I sat through the first couple of poets and then my friend came on and immediately sucked me into her words and delivery, transporting me away from my surroundings in the small venue. But then she uttered the word 'fuselage' and my creating brain kicked me back into the moment. 'Fuselage' is rather a fine word in that there is no ambiguity to it. It can only conjure up the notion of an aircraft. Unlike other words which have several shades of different meanings. And yet it's also a slightly unusual word that doesn't tend to crop up everyday. Its poetic qualities had been deliciously employed by my poet friend. To dsiasterous effect on me as it turned out.
Since the word had set off a cascade of associations and images in my head that took me out of her recital. The notion of aircraft resonated in my head with 9/11, a perhaps non-too surprising association. Yet in my mind, it had already become mutated to a toy airplane built out of Lego. Don't ask me how or why. It wasn't an image I'd been playing with prior to this. The human mind makes links and affinities so rapidly, there is simply no keeping up with, or grasping of it.
The word 'fuselage' resonated in my head as a plane without wings. Wings that had been stripped off. Somehow the alchemical processes of the mind mutated this into a Lego plane. Not one of those intricate Lego designs either. Merely an 8 block piece with another perpendicular 8 block serving as wings. It wasn't even clear to me if there was a tail on this most primitive of forms. No cockpit, pilot or wheels. But it manifested as an image of a Lego plane crashed into a Lego tower building.
There was my central image and immediately the lines started flowing to flesh it out. Again I had no notion of this theme, of Lego play, crashed airplanes or anything buzzing around my head in the lead up to this. I played some of the lines over in my head to reinforce them and make sure they 'set' in my memory like wet concrete. Then I sat through the last poet before the interval struggling to even listen to his words above the clamour of the sentences taking shape in my own head and proceeded to go off for some noodles and small talk with my poet friend.
I managed to not get distracted by the seething crucible of words and ideas for the duration of the meal, but once we'd parted and I was back on the London Underground, I proceeded to take out my Moleskine notebook and write the whole story straight through, or at least 90% of it anyway.
In the interim, my creative processing mind had moved the plot on to the notion of a little boy building a Lego tower and experimenting and learning about the fundamentals of construction as this was his first concerted effort to master the task and his tools.
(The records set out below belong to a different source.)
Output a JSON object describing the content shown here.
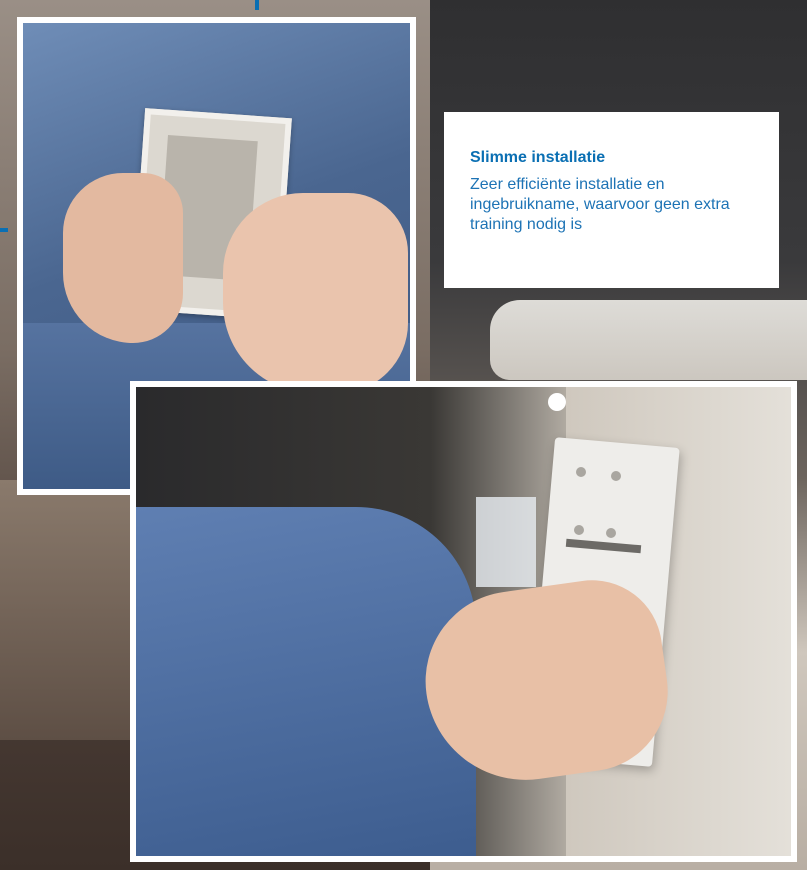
{
  "card": {
    "title": "Slimme installatie",
    "body": "Zeer efficiënte installatie en ingebruikname, waarvoor geen extra training nodig is"
  },
  "colors": {
    "accent": "#0a6fb3",
    "card_background": "#ffffff"
  }
}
That conflated into him also being an architect, that god-like creative power young children have when they are at play and weilding their imaginations to transform their toys into whatever they make of them. The conception of raising a tower gave the peice its form and rhythm. This wasn't to be in paragraph form, but line strata upon strata, rising and accumulating. The notion of a tower and a pre-lingual child also allowed me to insert a little bit about Babel and language. Then that slotted into the destructiveness of little boys as he crashes and razes his own towering creation and provided me with the conclusion and the final line bringing it back to the Twin Towers as something he possibly saw on TV and was re-enacting here.
All of that sprung from god knows where on the back of a single word uttered in the midst of a poetry recital. If I hadn't have been paying rapt attention and somehow missed that word, would the story have ever emerged and existed? I have no idea, maybe something else might have prompted it, but I doubt it. I am none the wiser that even with the catalyst of the word, where all the things about a child buildinbg a toy tower and crashing a plane into it emerged from. It wasn't something I was ever consciously thinking about and yet it must have been there somewhere in my mind, even as a set of disparate thoughts that this one word 'fuselage' was able to knit together into a coherent image.
I remain completely baffled but unutterably thankful that this is how creativity often seems to work.
You can read the finished product below. It made its way into my first collection of flash fiction pieces as the final one of 52 flash stories that I wrote. And was possibly the quickest of them all to pen.